Potassium is an essential mineral that plays a key role in heart function and blood pressure regulation. Correcting low potassium levels greatly reduces high blood pressure, especially if sodium intake is reduced at the same time. This is best achieved by regularly consuming potassium-rich foods such as potatoes, legumes and other vegetables.
? CoQ10 is thought to influence blood pressure and flow through a mechanism related to nitric oxide. Although most of our CoQ10 is produced by the body itself, certain disease states and long-term statin drug use can cause a deficiency. Eating a diet rich in cruciferous vegetables, nuts, oily fish and beef will help, although in some cases a supplement is necessary too.
? Magnesium deficiency is very strongly associated with high blood pressure. Many studies have shown replacing this magnesium deficiency will significantly improve blood pressure, especially if you already have high blood pressure. Cashews and almonds are very high in magnesium, with one cup providing your daily requirements.
? A diet low in Omega-3 fats is thought to be bad for high blood pressure. This is likely due to the importance our dietary Omega-6: Omega-3 ratio has on heart health. For this reason, there is strong evidence that increasing Omega-3 fats in the diet can help lower blood pressure. Fresh fish is the best source, but supplements are a great alternative.
Conclusion
Any effort to lower blood pressure will be maximised if you stay on top of those 4 nutrients.
Basically, we’ve just been given 4 additional reasons to include more fish, nuts and vegetables into our weekly diet.
VITAMIN deficiency symptoms can include extreme tiredness, a lack of energy and headaches.

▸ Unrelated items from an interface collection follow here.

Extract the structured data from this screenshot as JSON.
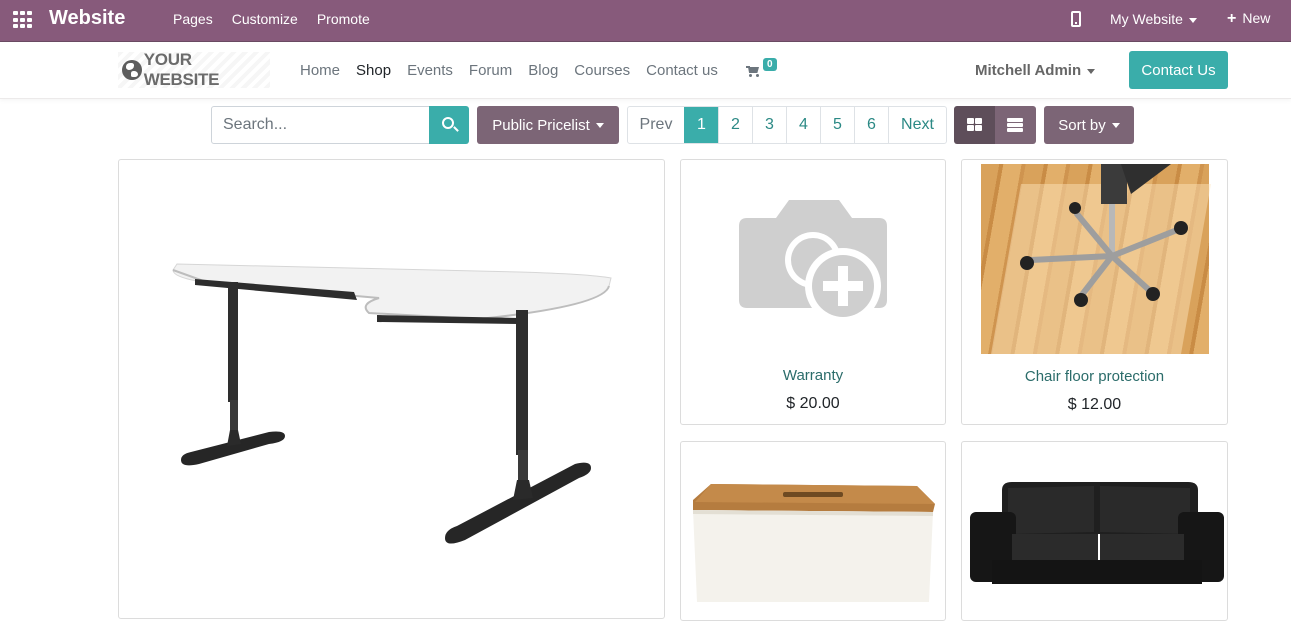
{
  "adminbar": {
    "brand": "Website",
    "menu": [
      "Pages",
      "Customize",
      "Promote"
    ],
    "website_selector": "My Website",
    "new_label": "New"
  },
  "header": {
    "logo_text": "YOUR WEBSITE",
    "nav": [
      "Home",
      "Shop",
      "Events",
      "Forum",
      "Blog",
      "Courses",
      "Contact us"
    ],
    "active_nav": "Shop",
    "cart_count": "0",
    "user": "Mitchell Admin",
    "contact_button": "Contact Us"
  },
  "toolbar": {
    "search_placeholder": "Search...",
    "pricelist": "Public Pricelist",
    "pager": [
      "Prev",
      "1",
      "2",
      "3",
      "4",
      "5",
      "6",
      "Next"
    ],
    "active_page": "1",
    "sort_label": "Sort by"
  },
  "products": [
    {
      "name": "Warranty",
      "price": "$ 20.00"
    },
    {
      "name": "Chair floor protection",
      "price": "$ 12.00"
    }
  ],
  "colors": {
    "admin_bar": "#875a7b",
    "primary_teal": "#3aadaa",
    "secondary_mauve": "#7c6576"
  }
}
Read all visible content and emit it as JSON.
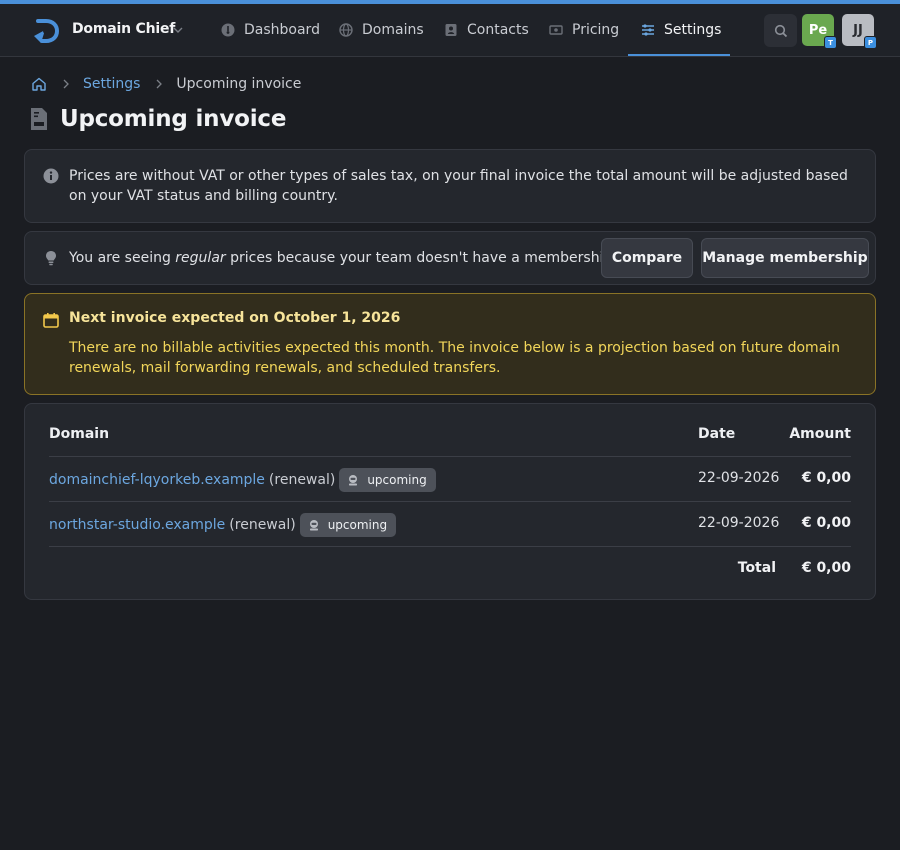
{
  "app": {
    "name": "Domain Chief"
  },
  "nav": {
    "dashboard": "Dashboard",
    "domains": "Domains",
    "contacts": "Contacts",
    "pricing": "Pricing",
    "settings": "Settings"
  },
  "user": {
    "avatar1_initials": "Pe",
    "avatar1_badge": "T",
    "avatar2_initials": "JJ",
    "avatar2_badge": "P"
  },
  "breadcrumb": {
    "parent": "Settings",
    "current": "Upcoming invoice"
  },
  "page": {
    "title": "Upcoming invoice"
  },
  "vat_notice": {
    "text": "Prices are without VAT or other types of sales tax, on your final invoice the total amount will be adjusted based on your VAT status and billing country."
  },
  "membership_notice": {
    "prefix": "You are seeing ",
    "emphasis": "regular",
    "suffix": " prices because your team doesn't have a membership.",
    "compare_label": "Compare",
    "manage_label": "Manage membership"
  },
  "next_invoice": {
    "title": "Next invoice expected on October 1, 2026",
    "description": "There are no billable activities expected this month. The invoice below is a projection based on future domain renewals, mail forwarding renewals, and scheduled transfers."
  },
  "invoice_table": {
    "headers": {
      "domain": "Domain",
      "date": "Date",
      "amount": "Amount"
    },
    "rows": [
      {
        "domain": "domainchief-lqyorkeb.example",
        "type": "(renewal)",
        "badge": "upcoming",
        "date": "22-09-2026",
        "amount": "€ 0,00"
      },
      {
        "domain": "northstar-studio.example",
        "type": "(renewal)",
        "badge": "upcoming",
        "date": "22-09-2026",
        "amount": "€ 0,00"
      }
    ],
    "total_label": "Total",
    "total_amount": "€ 0,00"
  },
  "colors": {
    "accent": "#4a90d9",
    "link": "#6ca7e0",
    "warning": "#f2d65a",
    "background": "#1b1d22"
  }
}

Not getting enough of this vitamin in your diet could cause high blood pressure.
• Vitamin deficiency symptoms include headaches, pale or yellowish skin and dizziness
• High blood pressure could be a symptom that you lack this vitamin in your diet
• Eating a healthy, balanced diet should help you avoid a vitamin deficiencies
• Other symptoms of this vitamin deficiency include muscle cramps, an irregular heart beat and mental problems
Vitamin deficiency symptoms appear when your body is not getting enough of some of these helpful substances.
You can get all the vitamins you need by eating a healthy and balanced diet, containing foods such as fruits and vegetables, meats and dairy products.
However, it is possible to miss some vitamins, which may cause symptoms to appear including tiredness, muscle cramps and mental problems.
You are more at risk of developing vitamin deficiency symptoms if you eat an unhealthy diet, or do not go outside often enough.
Not getting enough magnesium can lead to symptoms consisting of high blood pressure, muscle cramps and an irregular heartbeat, according to Healthline, a US-based diet advice service.